Speaking of comfort, at what weight does Jones feel most comfortable when fighting? “Eventually I think I’m gonna make my mark at 140, but we will see how that turns out. At present, I am a welterweight (147),” he said. For his first fight, Jones weighed in at 151 pounds.
Last year, while training in Las Vegas with his father and uncle Roger, a boxing analyst may have been a bit impetuous, when he called Jones “a champion-in-waiting.” The more-candid boxer didn’t see this as a given.
“I have been training hard and I’m just happy,” said Jones. “I’m happy that I’m continuing my career and I think it’s going to be a long, long ride and Tijuana is the place to do it. Nobody can be called a champion at the start. But I am ready to give the fans their money’s worth and do my best to get to the top. I just need an opportunity to prove I am an exciting fighter. Both Floyd and my uncle Roger earned the respect of the Mexican fans. I want the same opportunity to prove myself.”
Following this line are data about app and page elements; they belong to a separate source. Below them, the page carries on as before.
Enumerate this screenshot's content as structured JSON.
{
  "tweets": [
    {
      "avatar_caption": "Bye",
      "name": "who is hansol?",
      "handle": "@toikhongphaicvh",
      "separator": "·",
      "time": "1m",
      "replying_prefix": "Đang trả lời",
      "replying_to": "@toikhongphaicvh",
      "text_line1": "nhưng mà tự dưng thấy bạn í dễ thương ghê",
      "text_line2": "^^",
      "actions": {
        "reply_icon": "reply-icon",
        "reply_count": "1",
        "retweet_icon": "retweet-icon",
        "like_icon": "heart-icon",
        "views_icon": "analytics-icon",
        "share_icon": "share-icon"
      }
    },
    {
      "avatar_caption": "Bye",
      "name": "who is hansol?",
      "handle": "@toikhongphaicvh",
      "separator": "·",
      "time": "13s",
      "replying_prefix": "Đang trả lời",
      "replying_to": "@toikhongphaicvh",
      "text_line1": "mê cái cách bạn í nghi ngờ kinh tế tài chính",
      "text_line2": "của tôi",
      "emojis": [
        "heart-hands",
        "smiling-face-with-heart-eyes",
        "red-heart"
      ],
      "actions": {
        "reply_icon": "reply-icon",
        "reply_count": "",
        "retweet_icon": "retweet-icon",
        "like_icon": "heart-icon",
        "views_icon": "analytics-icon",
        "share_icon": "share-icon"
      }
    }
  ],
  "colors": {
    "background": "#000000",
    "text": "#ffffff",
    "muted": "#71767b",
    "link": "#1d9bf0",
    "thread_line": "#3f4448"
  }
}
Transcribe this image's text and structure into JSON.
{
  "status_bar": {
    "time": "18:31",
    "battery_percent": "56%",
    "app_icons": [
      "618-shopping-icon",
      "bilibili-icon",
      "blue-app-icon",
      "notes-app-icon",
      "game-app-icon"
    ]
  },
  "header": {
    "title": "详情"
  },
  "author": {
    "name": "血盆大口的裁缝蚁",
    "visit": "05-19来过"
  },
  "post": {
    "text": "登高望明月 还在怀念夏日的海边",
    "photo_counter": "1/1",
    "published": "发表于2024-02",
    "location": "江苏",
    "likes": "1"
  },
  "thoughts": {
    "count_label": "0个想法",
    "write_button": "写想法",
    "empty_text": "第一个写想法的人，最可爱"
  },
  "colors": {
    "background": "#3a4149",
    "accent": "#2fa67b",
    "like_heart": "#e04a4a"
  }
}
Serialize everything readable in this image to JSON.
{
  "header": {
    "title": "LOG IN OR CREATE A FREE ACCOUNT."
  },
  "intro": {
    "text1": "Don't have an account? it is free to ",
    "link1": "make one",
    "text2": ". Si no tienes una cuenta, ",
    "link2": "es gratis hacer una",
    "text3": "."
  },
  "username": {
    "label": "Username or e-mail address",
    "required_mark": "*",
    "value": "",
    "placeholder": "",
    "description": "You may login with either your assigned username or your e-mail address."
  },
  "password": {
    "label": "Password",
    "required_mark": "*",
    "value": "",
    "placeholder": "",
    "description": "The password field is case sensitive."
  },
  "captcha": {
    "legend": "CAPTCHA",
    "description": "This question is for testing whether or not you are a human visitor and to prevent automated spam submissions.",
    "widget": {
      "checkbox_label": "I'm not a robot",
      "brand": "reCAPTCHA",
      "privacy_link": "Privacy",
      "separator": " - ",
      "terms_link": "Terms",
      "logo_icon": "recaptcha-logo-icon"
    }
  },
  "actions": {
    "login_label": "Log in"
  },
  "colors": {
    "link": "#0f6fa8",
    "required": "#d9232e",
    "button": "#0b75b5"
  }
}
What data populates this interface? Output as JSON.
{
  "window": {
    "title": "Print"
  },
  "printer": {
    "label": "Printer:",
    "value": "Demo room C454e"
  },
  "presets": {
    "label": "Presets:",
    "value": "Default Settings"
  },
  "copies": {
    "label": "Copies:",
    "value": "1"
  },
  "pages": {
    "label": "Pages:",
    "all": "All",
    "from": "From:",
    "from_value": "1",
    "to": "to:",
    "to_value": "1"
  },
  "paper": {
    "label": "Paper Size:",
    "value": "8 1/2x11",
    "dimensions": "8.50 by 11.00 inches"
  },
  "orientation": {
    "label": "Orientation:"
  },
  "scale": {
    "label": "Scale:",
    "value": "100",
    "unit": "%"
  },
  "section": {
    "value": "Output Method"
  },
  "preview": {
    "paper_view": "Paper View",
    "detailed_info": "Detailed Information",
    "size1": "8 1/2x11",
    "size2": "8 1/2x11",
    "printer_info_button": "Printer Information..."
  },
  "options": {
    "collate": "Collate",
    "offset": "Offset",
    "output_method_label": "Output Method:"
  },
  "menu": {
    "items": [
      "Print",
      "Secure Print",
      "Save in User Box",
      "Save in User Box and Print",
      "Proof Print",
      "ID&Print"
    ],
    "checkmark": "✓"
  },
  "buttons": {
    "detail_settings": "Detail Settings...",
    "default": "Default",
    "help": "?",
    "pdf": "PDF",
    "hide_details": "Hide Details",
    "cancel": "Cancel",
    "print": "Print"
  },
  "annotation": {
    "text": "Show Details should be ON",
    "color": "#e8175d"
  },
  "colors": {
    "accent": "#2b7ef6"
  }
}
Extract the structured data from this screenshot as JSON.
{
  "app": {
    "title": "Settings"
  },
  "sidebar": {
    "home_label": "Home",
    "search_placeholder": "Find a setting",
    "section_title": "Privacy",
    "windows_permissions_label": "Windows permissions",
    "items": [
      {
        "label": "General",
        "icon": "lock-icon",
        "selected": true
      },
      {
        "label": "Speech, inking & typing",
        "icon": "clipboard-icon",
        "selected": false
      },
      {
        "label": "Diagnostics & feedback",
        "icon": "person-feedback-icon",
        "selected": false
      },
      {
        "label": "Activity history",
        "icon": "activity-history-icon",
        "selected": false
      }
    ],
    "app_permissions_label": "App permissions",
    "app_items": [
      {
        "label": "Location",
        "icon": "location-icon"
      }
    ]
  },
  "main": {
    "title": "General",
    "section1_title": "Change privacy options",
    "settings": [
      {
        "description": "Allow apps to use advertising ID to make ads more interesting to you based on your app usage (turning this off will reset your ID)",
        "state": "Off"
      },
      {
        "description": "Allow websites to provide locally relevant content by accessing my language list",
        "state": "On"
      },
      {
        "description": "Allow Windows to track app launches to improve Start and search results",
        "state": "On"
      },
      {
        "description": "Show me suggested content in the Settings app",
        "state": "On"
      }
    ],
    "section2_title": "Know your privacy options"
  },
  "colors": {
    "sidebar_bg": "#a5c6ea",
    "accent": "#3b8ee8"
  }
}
About it being a long ride, that’s especially true when you start off fighting palookas like Rick Ogden (0-6) from Kalamazoo, Michigan and now welterweight Dario “Chaman” Cervantes (0-5) from Agua Prieta, Sonora, Mexico. In Ogden’s six bouts, he has managed to get out of the first round twice. He went 1:32 into round two with Mayweather. Cervantes’ career is almost a carbon copy of Ogden’s. Cervantes has made it to the third round twice.
Not to be overtly positive, excessively confident, it’s always good to add a detractor’s point of view. A blogger by the name of thatsmydin Blue Belt wrote, “What kind of a kid is he? Super getto like Roger? Entertaining wisdom rapper like Sr? Make it rain on them hoes asshole like Jr? Laid back runt of the litter like Jeff?”
What kind of man and what kind of athlete is Jones? Can he come close to matching his brother’s accuracy, his phenomenal hand speed, his smarts and stamina? From the limited intelligence we have, we know Justin stands 5’11” tall and he’s been boxing for a little more than 10 years. He did compete in the Michigan Golden Gloves as a Novice and won in his weight division, but never returned to defend his championship. We’ve also heard some negative feedback on why he didn’t want to train full time with his father. Is he not hungry enough to put up with the harsh criticism from his father? The same way the Brooklyn Dodger’s GM Branch Rickey tested Dodger great Jackie Robinson, it takes a special person with his eyes on the prize.